━━━ Records to process
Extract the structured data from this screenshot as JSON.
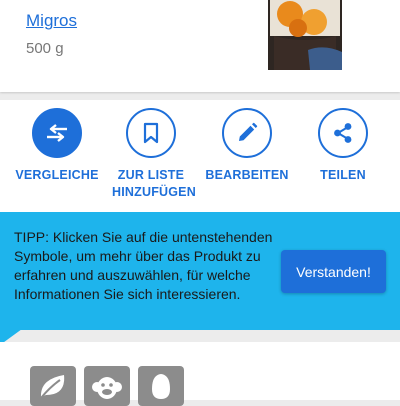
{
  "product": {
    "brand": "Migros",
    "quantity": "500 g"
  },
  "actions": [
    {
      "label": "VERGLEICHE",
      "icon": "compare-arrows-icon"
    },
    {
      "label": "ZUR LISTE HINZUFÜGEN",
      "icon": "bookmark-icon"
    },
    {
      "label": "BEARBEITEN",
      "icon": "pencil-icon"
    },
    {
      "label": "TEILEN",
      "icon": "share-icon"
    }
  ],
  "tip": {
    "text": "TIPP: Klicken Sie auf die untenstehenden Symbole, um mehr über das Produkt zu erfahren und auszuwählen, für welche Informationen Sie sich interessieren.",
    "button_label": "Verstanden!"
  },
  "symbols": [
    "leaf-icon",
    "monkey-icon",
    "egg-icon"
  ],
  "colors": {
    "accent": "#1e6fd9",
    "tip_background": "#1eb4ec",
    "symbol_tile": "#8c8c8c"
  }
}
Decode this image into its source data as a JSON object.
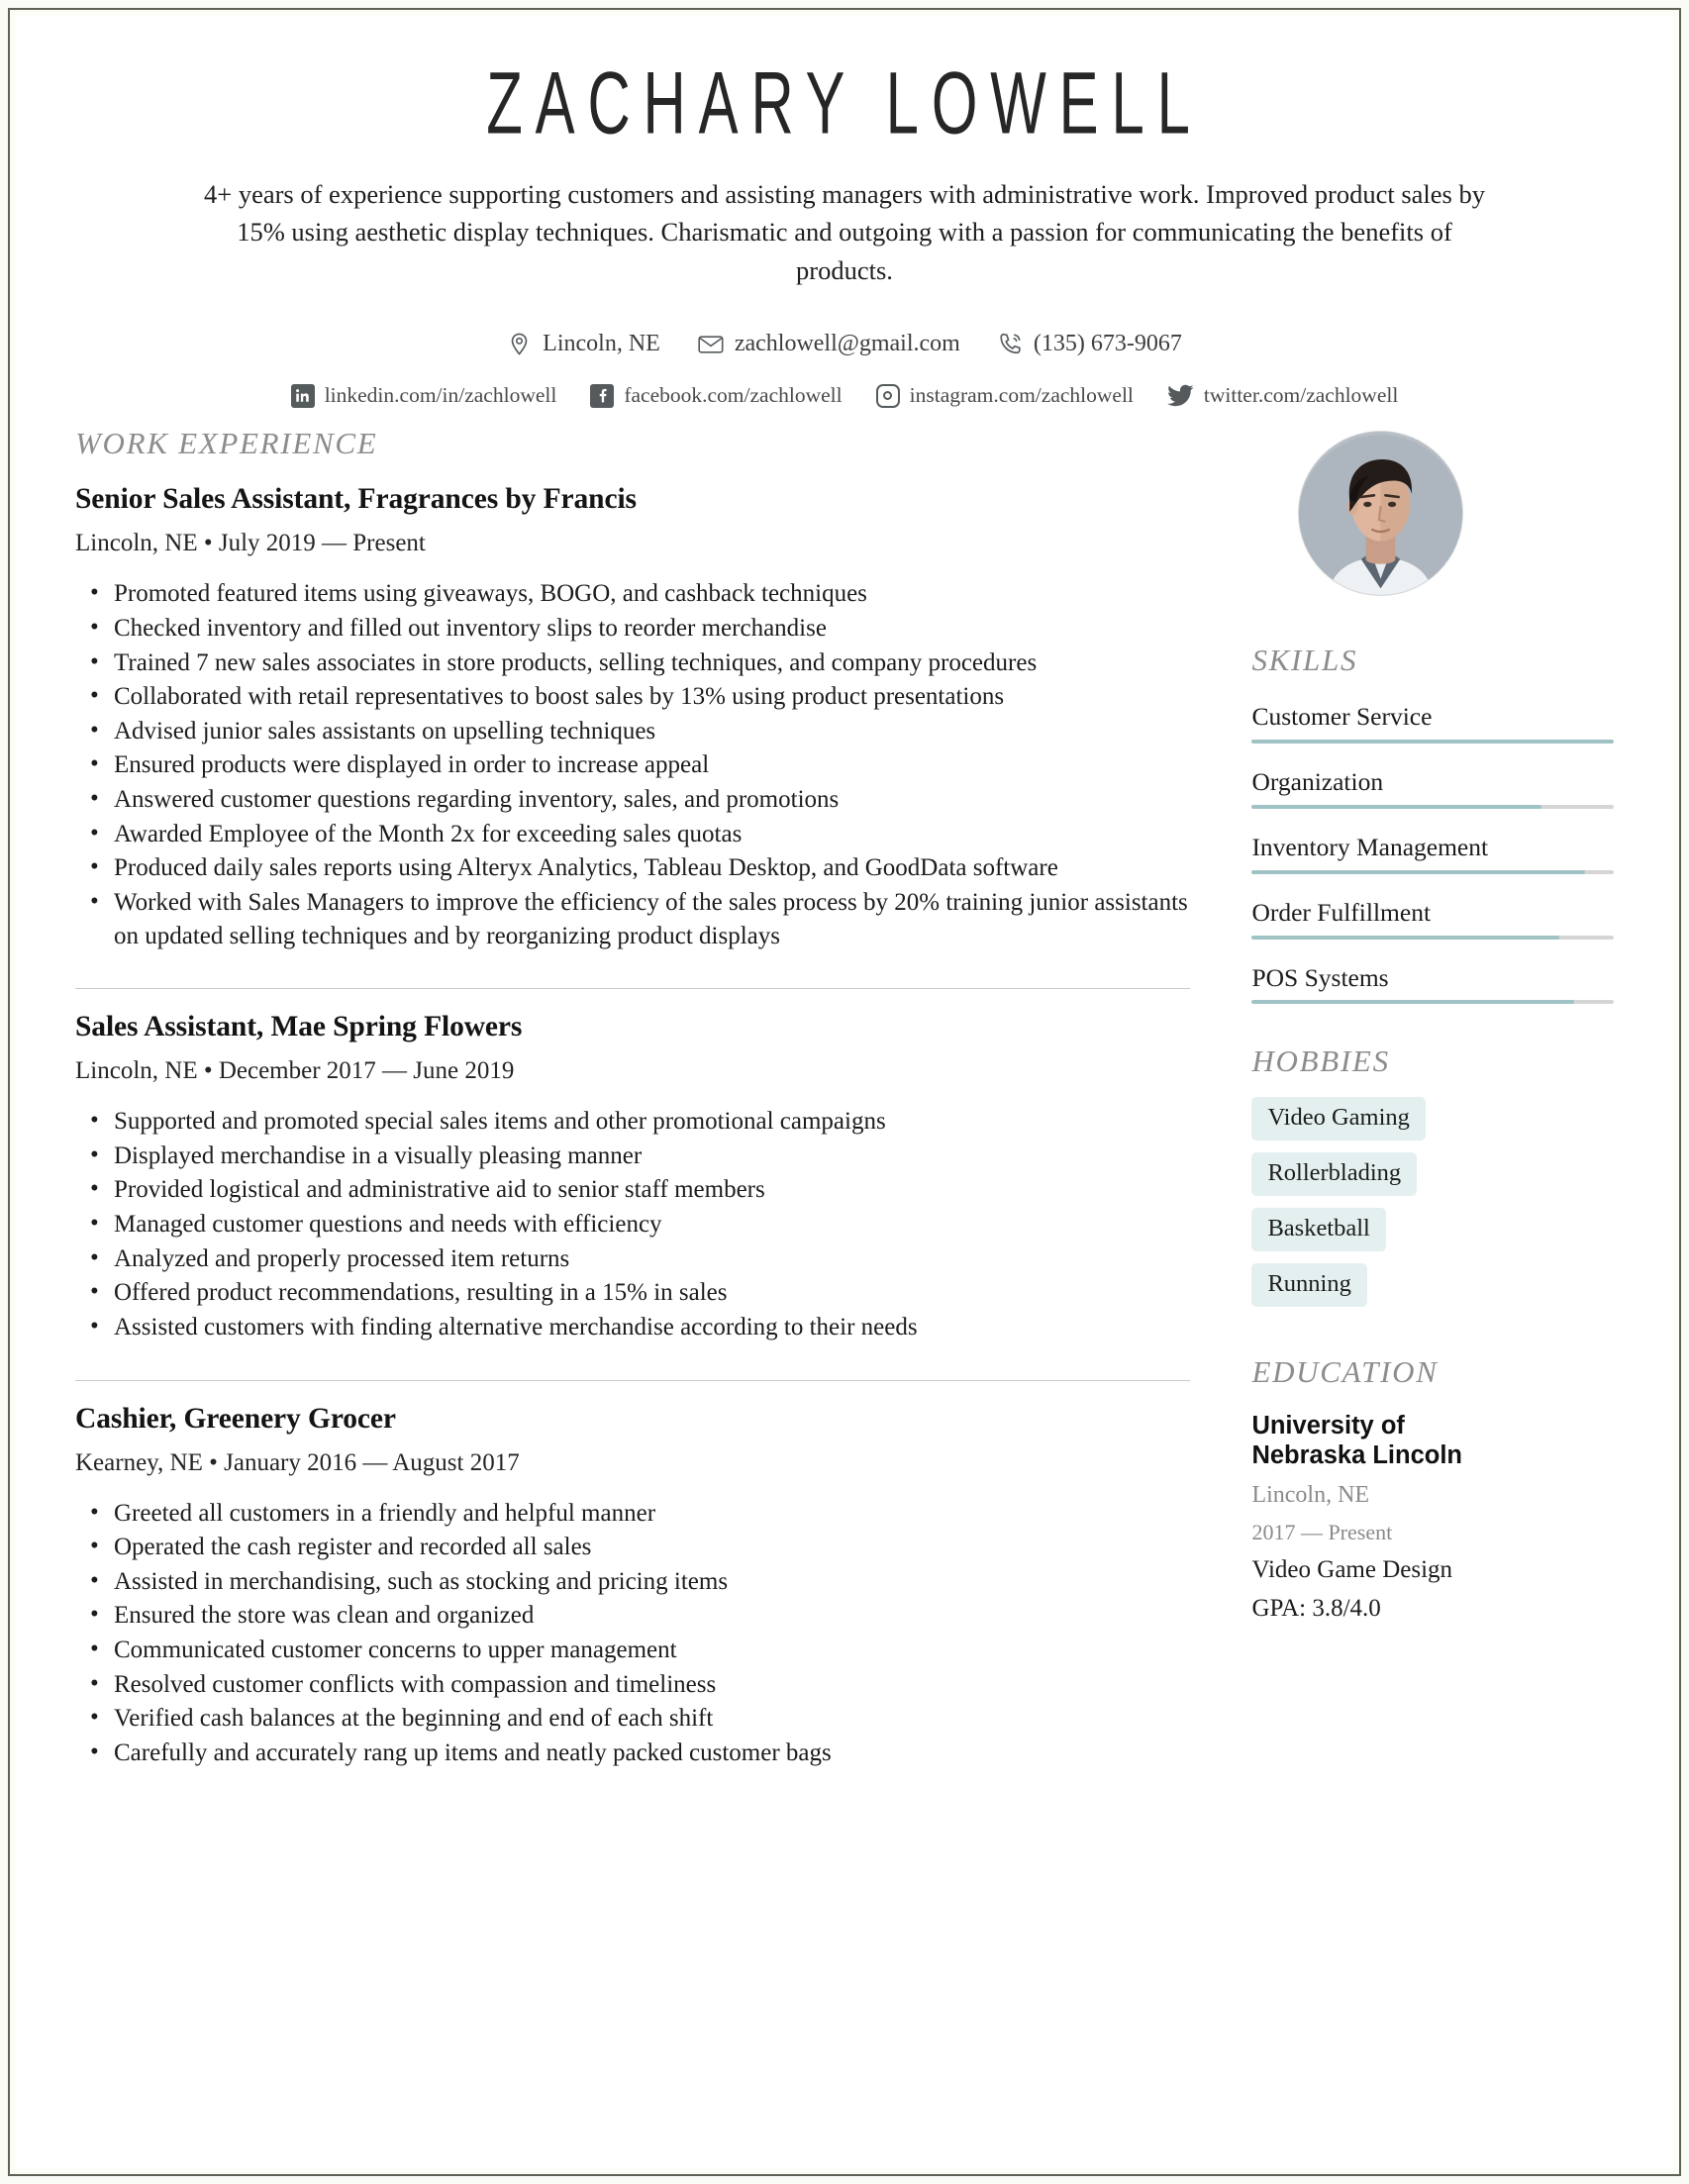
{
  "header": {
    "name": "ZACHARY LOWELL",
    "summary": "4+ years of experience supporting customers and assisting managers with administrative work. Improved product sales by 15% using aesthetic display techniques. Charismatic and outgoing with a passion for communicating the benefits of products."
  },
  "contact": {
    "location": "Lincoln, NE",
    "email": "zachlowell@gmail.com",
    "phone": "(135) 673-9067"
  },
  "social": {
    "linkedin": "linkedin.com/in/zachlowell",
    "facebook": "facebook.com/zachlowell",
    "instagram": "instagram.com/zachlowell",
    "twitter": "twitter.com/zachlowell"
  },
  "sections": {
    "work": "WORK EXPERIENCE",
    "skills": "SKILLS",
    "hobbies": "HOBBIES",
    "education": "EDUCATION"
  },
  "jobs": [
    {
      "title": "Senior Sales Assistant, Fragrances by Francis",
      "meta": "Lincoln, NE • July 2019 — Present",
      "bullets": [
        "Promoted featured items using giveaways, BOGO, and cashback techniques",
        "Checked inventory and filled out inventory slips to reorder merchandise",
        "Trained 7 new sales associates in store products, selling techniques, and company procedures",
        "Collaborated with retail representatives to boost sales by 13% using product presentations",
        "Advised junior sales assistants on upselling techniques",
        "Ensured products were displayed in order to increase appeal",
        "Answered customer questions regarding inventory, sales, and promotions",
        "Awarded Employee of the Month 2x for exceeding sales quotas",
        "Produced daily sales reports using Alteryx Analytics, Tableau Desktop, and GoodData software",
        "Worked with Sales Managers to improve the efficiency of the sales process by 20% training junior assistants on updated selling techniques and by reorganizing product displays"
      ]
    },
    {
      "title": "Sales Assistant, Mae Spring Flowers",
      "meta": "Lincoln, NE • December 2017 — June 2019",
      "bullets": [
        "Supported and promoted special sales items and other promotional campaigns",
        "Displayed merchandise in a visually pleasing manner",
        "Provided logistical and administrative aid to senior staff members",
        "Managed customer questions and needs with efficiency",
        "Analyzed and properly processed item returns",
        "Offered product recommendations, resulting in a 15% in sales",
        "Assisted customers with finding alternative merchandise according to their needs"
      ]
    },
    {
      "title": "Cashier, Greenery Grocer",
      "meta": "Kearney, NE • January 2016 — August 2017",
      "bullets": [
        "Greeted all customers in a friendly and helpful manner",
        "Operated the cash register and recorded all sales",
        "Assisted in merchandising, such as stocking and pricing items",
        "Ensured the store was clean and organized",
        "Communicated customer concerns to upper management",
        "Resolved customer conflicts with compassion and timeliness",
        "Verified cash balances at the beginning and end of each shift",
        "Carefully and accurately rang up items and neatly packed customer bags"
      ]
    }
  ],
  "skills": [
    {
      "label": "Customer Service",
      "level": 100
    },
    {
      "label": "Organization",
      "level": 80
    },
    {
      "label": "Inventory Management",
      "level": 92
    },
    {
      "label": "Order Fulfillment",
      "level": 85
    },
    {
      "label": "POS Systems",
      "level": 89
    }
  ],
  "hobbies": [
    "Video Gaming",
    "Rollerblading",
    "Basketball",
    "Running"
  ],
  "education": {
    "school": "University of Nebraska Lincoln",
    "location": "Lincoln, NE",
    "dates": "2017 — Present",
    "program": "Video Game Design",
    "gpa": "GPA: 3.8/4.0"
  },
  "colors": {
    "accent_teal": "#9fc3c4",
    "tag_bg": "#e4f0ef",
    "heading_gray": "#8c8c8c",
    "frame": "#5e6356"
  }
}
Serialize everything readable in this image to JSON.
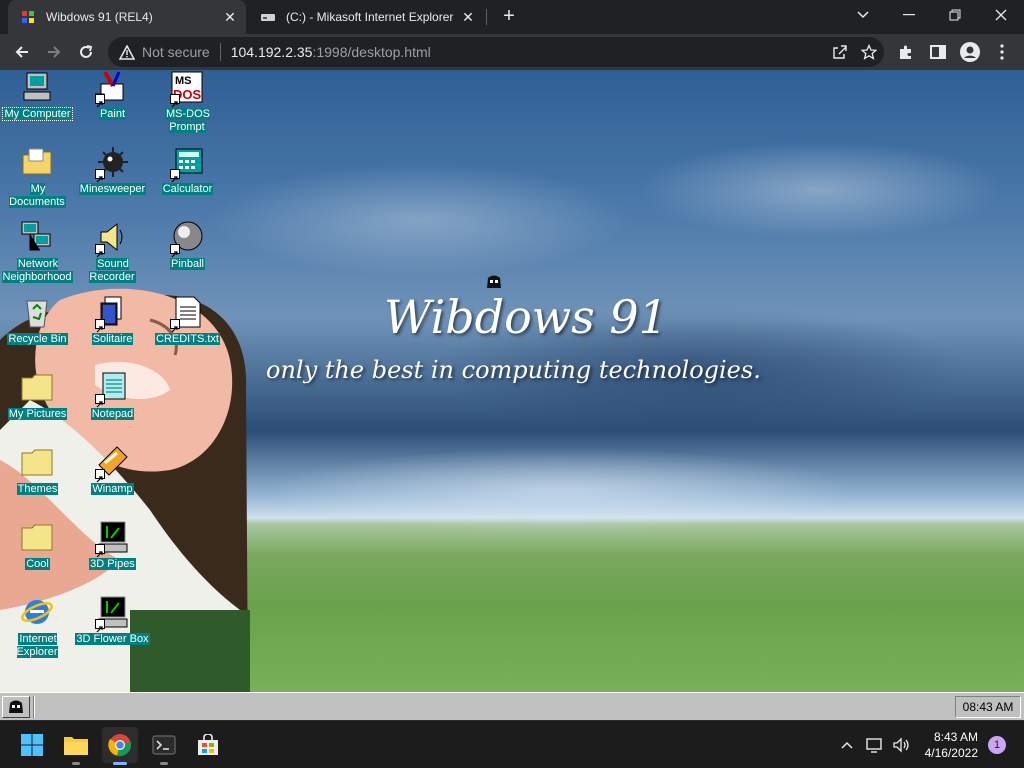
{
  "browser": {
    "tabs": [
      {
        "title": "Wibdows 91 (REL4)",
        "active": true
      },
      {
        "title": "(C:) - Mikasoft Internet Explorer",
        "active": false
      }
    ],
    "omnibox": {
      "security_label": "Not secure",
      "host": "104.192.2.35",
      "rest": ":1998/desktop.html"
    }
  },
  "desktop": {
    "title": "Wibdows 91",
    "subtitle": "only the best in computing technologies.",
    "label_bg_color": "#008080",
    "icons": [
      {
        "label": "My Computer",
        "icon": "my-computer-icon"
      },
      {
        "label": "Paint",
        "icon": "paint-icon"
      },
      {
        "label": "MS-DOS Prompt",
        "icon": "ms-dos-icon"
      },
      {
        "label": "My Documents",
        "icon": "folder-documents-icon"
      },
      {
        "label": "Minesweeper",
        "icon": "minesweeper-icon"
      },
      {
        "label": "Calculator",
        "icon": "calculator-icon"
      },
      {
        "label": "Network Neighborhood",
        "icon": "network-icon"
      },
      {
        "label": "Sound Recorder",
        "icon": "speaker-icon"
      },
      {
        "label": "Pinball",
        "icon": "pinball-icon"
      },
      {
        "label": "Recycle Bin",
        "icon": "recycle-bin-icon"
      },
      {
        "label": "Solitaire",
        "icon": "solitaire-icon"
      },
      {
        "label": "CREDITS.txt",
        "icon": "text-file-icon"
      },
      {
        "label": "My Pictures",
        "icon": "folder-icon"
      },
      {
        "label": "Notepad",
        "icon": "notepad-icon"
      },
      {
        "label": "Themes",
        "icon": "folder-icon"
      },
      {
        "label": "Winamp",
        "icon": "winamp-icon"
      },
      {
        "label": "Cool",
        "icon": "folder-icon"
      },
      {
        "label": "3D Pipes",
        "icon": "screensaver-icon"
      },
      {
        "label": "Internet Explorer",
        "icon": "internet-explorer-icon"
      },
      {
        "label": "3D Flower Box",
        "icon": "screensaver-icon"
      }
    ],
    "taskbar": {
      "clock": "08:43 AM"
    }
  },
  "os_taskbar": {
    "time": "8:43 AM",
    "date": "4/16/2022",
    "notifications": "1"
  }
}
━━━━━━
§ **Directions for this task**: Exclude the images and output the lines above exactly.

§ **Task solution**:
Extract the structured data from this screenshot as JSON.
{
  "product": {
    "brand": "Migros",
    "quantity": "500 g"
  },
  "actions": [
    {
      "label": "VERGLEICHE",
      "icon": "compare-arrows-icon"
    },
    {
      "label": "ZUR LISTE HINZUFÜGEN",
      "icon": "bookmark-icon"
    },
    {
      "label": "BEARBEITEN",
      "icon": "pencil-icon"
    },
    {
      "label": "TEILEN",
      "icon": "share-icon"
    }
  ],
  "tip": {
    "text": "TIPP: Klicken Sie auf die untenstehenden Symbole, um mehr über das Produkt zu erfahren und auszuwählen, für welche Informationen Sie sich interessieren.",
    "button_label": "Verstanden!"
  },
  "symbols": [
    "leaf-icon",
    "monkey-icon",
    "egg-icon"
  ],
  "colors": {
    "accent": "#1e6fd9",
    "tip_background": "#1eb4ec",
    "symbol_tile": "#8c8c8c"
  }
}
Decode this image into its source data as a JSON object.
{
  "header": {
    "name": "ZACHARY LOWELL",
    "summary": "4+ years of experience supporting customers and assisting managers with administrative work. Improved product sales by 15% using aesthetic display techniques. Charismatic and outgoing with a passion for communicating the benefits of products."
  },
  "contact": {
    "location": "Lincoln, NE",
    "email": "zachlowell@gmail.com",
    "phone": "(135) 673-9067"
  },
  "social": {
    "linkedin": "linkedin.com/in/zachlowell",
    "facebook": "facebook.com/zachlowell",
    "instagram": "instagram.com/zachlowell",
    "twitter": "twitter.com/zachlowell"
  },
  "sections": {
    "work": "WORK EXPERIENCE",
    "skills": "SKILLS",
    "hobbies": "HOBBIES",
    "education": "EDUCATION"
  },
  "jobs": [
    {
      "title": "Senior Sales Assistant, Fragrances by Francis",
      "meta": "Lincoln, NE • July 2019 — Present",
      "bullets": [
        "Promoted featured items using giveaways, BOGO, and cashback techniques",
        "Checked inventory and filled out inventory slips to reorder merchandise",
        "Trained 7 new sales associates in store products, selling techniques, and company procedures",
        "Collaborated with retail representatives to boost sales by 13% using product presentations",
        "Advised junior sales assistants on upselling techniques",
        "Ensured products were displayed in order to increase appeal",
        "Answered customer questions regarding inventory, sales, and promotions",
        "Awarded Employee of the Month 2x for exceeding sales quotas",
        "Produced daily sales reports using Alteryx Analytics, Tableau Desktop, and GoodData software",
        "Worked with Sales Managers to improve the efficiency of the sales process by 20% training junior assistants on updated selling techniques and by reorganizing product displays"
      ]
    },
    {
      "title": "Sales Assistant, Mae Spring Flowers",
      "meta": "Lincoln, NE • December 2017 — June 2019",
      "bullets": [
        "Supported and promoted special sales items and other promotional campaigns",
        "Displayed merchandise in a visually pleasing manner",
        "Provided logistical and administrative aid to senior staff members",
        "Managed customer questions and needs with efficiency",
        "Analyzed and properly processed item returns",
        "Offered product recommendations, resulting in a 15% in sales",
        "Assisted customers with finding alternative merchandise according to their needs"
      ]
    },
    {
      "title": "Cashier, Greenery Grocer",
      "meta": "Kearney, NE • January 2016 — August 2017",
      "bullets": [
        "Greeted all customers in a friendly and helpful manner",
        "Operated the cash register and recorded all sales",
        "Assisted in merchandising, such as stocking and pricing items",
        "Ensured the store was clean and organized",
        "Communicated customer concerns to upper management",
        "Resolved customer conflicts with compassion and timeliness",
        "Verified cash balances at the beginning and end of each shift",
        "Carefully and accurately rang up items and neatly packed customer bags"
      ]
    }
  ],
  "skills": [
    {
      "label": "Customer Service",
      "level": 100
    },
    {
      "label": "Organization",
      "level": 80
    },
    {
      "label": "Inventory Management",
      "level": 92
    },
    {
      "label": "Order Fulfillment",
      "level": 85
    },
    {
      "label": "POS Systems",
      "level": 89
    }
  ],
  "hobbies": [
    "Video Gaming",
    "Rollerblading",
    "Basketball",
    "Running"
  ],
  "education": {
    "school": "University of Nebraska Lincoln",
    "location": "Lincoln, NE",
    "dates": "2017 — Present",
    "program": "Video Game Design",
    "gpa": "GPA: 3.8/4.0"
  },
  "colors": {
    "accent_teal": "#9fc3c4",
    "tag_bg": "#e4f0ef",
    "heading_gray": "#8c8c8c",
    "frame": "#5e6356"
  }
}
Serialize everything readable in this image to JSON.
{
  "browser": {
    "tabs": [
      {
        "title": "Wibdows 91 (REL4)",
        "active": true
      },
      {
        "title": "(C:) - Mikasoft Internet Explorer",
        "active": false
      }
    ],
    "omnibox": {
      "security_label": "Not secure",
      "host": "104.192.2.35",
      "rest": ":1998/desktop.html"
    }
  },
  "desktop": {
    "title": "Wibdows 91",
    "subtitle": "only the best in computing technologies.",
    "label_bg_color": "#008080",
    "icons": [
      {
        "label": "My Computer",
        "icon": "my-computer-icon"
      },
      {
        "label": "Paint",
        "icon": "paint-icon"
      },
      {
        "label": "MS-DOS Prompt",
        "icon": "ms-dos-icon"
      },
      {
        "label": "My Documents",
        "icon": "folder-documents-icon"
      },
      {
        "label": "Minesweeper",
        "icon": "minesweeper-icon"
      },
      {
        "label": "Calculator",
        "icon": "calculator-icon"
      },
      {
        "label": "Network Neighborhood",
        "icon": "network-icon"
      },
      {
        "label": "Sound Recorder",
        "icon": "speaker-icon"
      },
      {
        "label": "Pinball",
        "icon": "pinball-icon"
      },
      {
        "label": "Recycle Bin",
        "icon": "recycle-bin-icon"
      },
      {
        "label": "Solitaire",
        "icon": "solitaire-icon"
      },
      {
        "label": "CREDITS.txt",
        "icon": "text-file-icon"
      },
      {
        "label": "My Pictures",
        "icon": "folder-icon"
      },
      {
        "label": "Notepad",
        "icon": "notepad-icon"
      },
      {
        "label": "Themes",
        "icon": "folder-icon"
      },
      {
        "label": "Winamp",
        "icon": "winamp-icon"
      },
      {
        "label": "Cool",
        "icon": "folder-icon"
      },
      {
        "label": "3D Pipes",
        "icon": "screensaver-icon"
      },
      {
        "label": "Internet Explorer",
        "icon": "internet-explorer-icon"
      },
      {
        "label": "3D Flower Box",
        "icon": "screensaver-icon"
      }
    ],
    "taskbar": {
      "clock": "08:43 AM"
    }
  },
  "os_taskbar": {
    "time": "8:43 AM",
    "date": "4/16/2022",
    "notifications": "1"
  }
}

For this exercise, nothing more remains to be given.